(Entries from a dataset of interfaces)
# # #

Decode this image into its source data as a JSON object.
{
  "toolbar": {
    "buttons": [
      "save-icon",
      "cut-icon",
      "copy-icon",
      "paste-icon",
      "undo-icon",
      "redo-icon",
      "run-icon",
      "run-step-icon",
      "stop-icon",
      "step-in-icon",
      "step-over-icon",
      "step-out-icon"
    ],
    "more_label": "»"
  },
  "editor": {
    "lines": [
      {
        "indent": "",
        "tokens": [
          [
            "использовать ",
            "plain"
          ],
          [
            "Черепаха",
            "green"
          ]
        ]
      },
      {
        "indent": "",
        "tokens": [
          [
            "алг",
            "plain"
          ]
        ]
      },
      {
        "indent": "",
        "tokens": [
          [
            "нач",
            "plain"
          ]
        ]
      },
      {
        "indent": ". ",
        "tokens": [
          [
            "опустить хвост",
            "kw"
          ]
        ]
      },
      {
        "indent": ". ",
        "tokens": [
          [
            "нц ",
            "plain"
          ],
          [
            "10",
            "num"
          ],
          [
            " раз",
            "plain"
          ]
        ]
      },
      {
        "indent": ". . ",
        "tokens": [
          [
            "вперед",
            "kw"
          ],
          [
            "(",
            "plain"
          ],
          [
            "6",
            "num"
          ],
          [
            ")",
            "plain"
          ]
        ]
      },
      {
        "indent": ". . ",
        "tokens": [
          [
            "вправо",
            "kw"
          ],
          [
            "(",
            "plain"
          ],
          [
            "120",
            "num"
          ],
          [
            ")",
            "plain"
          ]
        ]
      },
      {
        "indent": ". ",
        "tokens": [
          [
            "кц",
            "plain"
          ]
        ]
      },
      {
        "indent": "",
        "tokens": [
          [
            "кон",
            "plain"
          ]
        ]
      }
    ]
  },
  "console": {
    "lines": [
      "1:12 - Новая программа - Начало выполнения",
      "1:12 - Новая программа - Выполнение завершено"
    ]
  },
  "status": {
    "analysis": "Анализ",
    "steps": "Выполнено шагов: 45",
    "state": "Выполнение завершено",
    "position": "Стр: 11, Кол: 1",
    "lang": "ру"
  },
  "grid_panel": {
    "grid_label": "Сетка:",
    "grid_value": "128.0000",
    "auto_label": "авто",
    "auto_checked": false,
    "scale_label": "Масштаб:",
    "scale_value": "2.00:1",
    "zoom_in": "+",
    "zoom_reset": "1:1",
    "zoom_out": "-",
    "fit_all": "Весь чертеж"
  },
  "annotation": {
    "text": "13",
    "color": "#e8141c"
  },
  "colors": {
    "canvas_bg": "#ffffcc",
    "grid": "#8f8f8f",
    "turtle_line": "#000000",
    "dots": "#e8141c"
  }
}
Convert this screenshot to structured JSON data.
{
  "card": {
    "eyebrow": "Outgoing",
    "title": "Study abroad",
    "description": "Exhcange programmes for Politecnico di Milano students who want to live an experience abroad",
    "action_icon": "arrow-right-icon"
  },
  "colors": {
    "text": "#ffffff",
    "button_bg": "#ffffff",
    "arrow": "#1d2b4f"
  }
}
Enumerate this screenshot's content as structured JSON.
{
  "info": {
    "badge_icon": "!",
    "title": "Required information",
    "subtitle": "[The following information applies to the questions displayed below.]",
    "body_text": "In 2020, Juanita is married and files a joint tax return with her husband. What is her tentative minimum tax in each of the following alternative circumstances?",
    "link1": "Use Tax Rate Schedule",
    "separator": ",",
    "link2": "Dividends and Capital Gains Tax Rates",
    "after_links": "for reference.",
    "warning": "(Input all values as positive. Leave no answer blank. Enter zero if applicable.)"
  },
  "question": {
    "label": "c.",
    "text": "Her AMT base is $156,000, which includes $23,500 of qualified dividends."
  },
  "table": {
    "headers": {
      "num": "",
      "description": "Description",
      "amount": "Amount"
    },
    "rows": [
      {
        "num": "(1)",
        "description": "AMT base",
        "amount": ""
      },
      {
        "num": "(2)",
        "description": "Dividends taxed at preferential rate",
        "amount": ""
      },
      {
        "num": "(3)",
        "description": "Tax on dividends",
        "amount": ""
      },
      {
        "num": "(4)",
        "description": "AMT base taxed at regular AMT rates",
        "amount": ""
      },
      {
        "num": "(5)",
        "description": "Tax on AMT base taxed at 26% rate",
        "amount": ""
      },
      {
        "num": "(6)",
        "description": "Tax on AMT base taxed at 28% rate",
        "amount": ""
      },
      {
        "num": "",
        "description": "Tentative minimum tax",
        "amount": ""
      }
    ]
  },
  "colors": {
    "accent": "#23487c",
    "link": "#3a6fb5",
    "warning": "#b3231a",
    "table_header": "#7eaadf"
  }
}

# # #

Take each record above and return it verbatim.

Decode this image into its source data as a JSON object.
{
  "toolbar": {
    "buttons": [
      "save-icon",
      "cut-icon",
      "copy-icon",
      "paste-icon",
      "undo-icon",
      "redo-icon",
      "run-icon",
      "run-step-icon",
      "stop-icon",
      "step-in-icon",
      "step-over-icon",
      "step-out-icon"
    ],
    "more_label": "»"
  },
  "editor": {
    "lines": [
      {
        "indent": "",
        "tokens": [
          [
            "использовать ",
            "plain"
          ],
          [
            "Черепаха",
            "green"
          ]
        ]
      },
      {
        "indent": "",
        "tokens": [
          [
            "алг",
            "plain"
          ]
        ]
      },
      {
        "indent": "",
        "tokens": [
          [
            "нач",
            "plain"
          ]
        ]
      },
      {
        "indent": ". ",
        "tokens": [
          [
            "опустить хвост",
            "kw"
          ]
        ]
      },
      {
        "indent": ". ",
        "tokens": [
          [
            "нц ",
            "plain"
          ],
          [
            "10",
            "num"
          ],
          [
            " раз",
            "plain"
          ]
        ]
      },
      {
        "indent": ". . ",
        "tokens": [
          [
            "вперед",
            "kw"
          ],
          [
            "(",
            "plain"
          ],
          [
            "6",
            "num"
          ],
          [
            ")",
            "plain"
          ]
        ]
      },
      {
        "indent": ". . ",
        "tokens": [
          [
            "вправо",
            "kw"
          ],
          [
            "(",
            "plain"
          ],
          [
            "120",
            "num"
          ],
          [
            ")",
            "plain"
          ]
        ]
      },
      {
        "indent": ". ",
        "tokens": [
          [
            "кц",
            "plain"
          ]
        ]
      },
      {
        "indent": "",
        "tokens": [
          [
            "кон",
            "plain"
          ]
        ]
      }
    ]
  },
  "console": {
    "lines": [
      "1:12 - Новая программа - Начало выполнения",
      "1:12 - Новая программа - Выполнение завершено"
    ]
  },
  "status": {
    "analysis": "Анализ",
    "steps": "Выполнено шагов: 45",
    "state": "Выполнение завершено",
    "position": "Стр: 11, Кол: 1",
    "lang": "ру"
  },
  "grid_panel": {
    "grid_label": "Сетка:",
    "grid_value": "128.0000",
    "auto_label": "авто",
    "auto_checked": false,
    "scale_label": "Масштаб:",
    "scale_value": "2.00:1",
    "zoom_in": "+",
    "zoom_reset": "1:1",
    "zoom_out": "-",
    "fit_all": "Весь чертеж"
  },
  "annotation": {
    "text": "13",
    "color": "#e8141c"
  },
  "colors": {
    "canvas_bg": "#ffffcc",
    "grid": "#8f8f8f",
    "turtle_line": "#000000",
    "dots": "#e8141c"
  }
}
Convert this screenshot to structured JSON data.
{
  "card": {
    "eyebrow": "Outgoing",
    "title": "Study abroad",
    "description": "Exhcange programmes for Politecnico di Milano students who want to live an experience abroad",
    "action_icon": "arrow-right-icon"
  },
  "colors": {
    "text": "#ffffff",
    "button_bg": "#ffffff",
    "arrow": "#1d2b4f"
  }
}
Enumerate this screenshot's content as structured JSON.
{
  "info": {
    "badge_icon": "!",
    "title": "Required information",
    "subtitle": "[The following information applies to the questions displayed below.]",
    "body_text": "In 2020, Juanita is married and files a joint tax return with her husband. What is her tentative minimum tax in each of the following alternative circumstances?",
    "link1": "Use Tax Rate Schedule",
    "separator": ",",
    "link2": "Dividends and Capital Gains Tax Rates",
    "after_links": "for reference.",
    "warning": "(Input all values as positive. Leave no answer blank. Enter zero if applicable.)"
  },
  "question": {
    "label": "c.",
    "text": "Her AMT base is $156,000, which includes $23,500 of qualified dividends."
  },
  "table": {
    "headers": {
      "num": "",
      "description": "Description",
      "amount": "Amount"
    },
    "rows": [
      {
        "num": "(1)",
        "description": "AMT base",
        "amount": ""
      },
      {
        "num": "(2)",
        "description": "Dividends taxed at preferential rate",
        "amount": ""
      },
      {
        "num": "(3)",
        "description": "Tax on dividends",
        "amount": ""
      },
      {
        "num": "(4)",
        "description": "AMT base taxed at regular AMT rates",
        "amount": ""
      },
      {
        "num": "(5)",
        "description": "Tax on AMT base taxed at 26% rate",
        "amount": ""
      },
      {
        "num": "(6)",
        "description": "Tax on AMT base taxed at 28% rate",
        "amount": ""
      },
      {
        "num": "",
        "description": "Tentative minimum tax",
        "amount": ""
      }
    ]
  },
  "colors": {
    "accent": "#23487c",
    "link": "#3a6fb5",
    "warning": "#b3231a",
    "table_header": "#7eaadf"
  }
}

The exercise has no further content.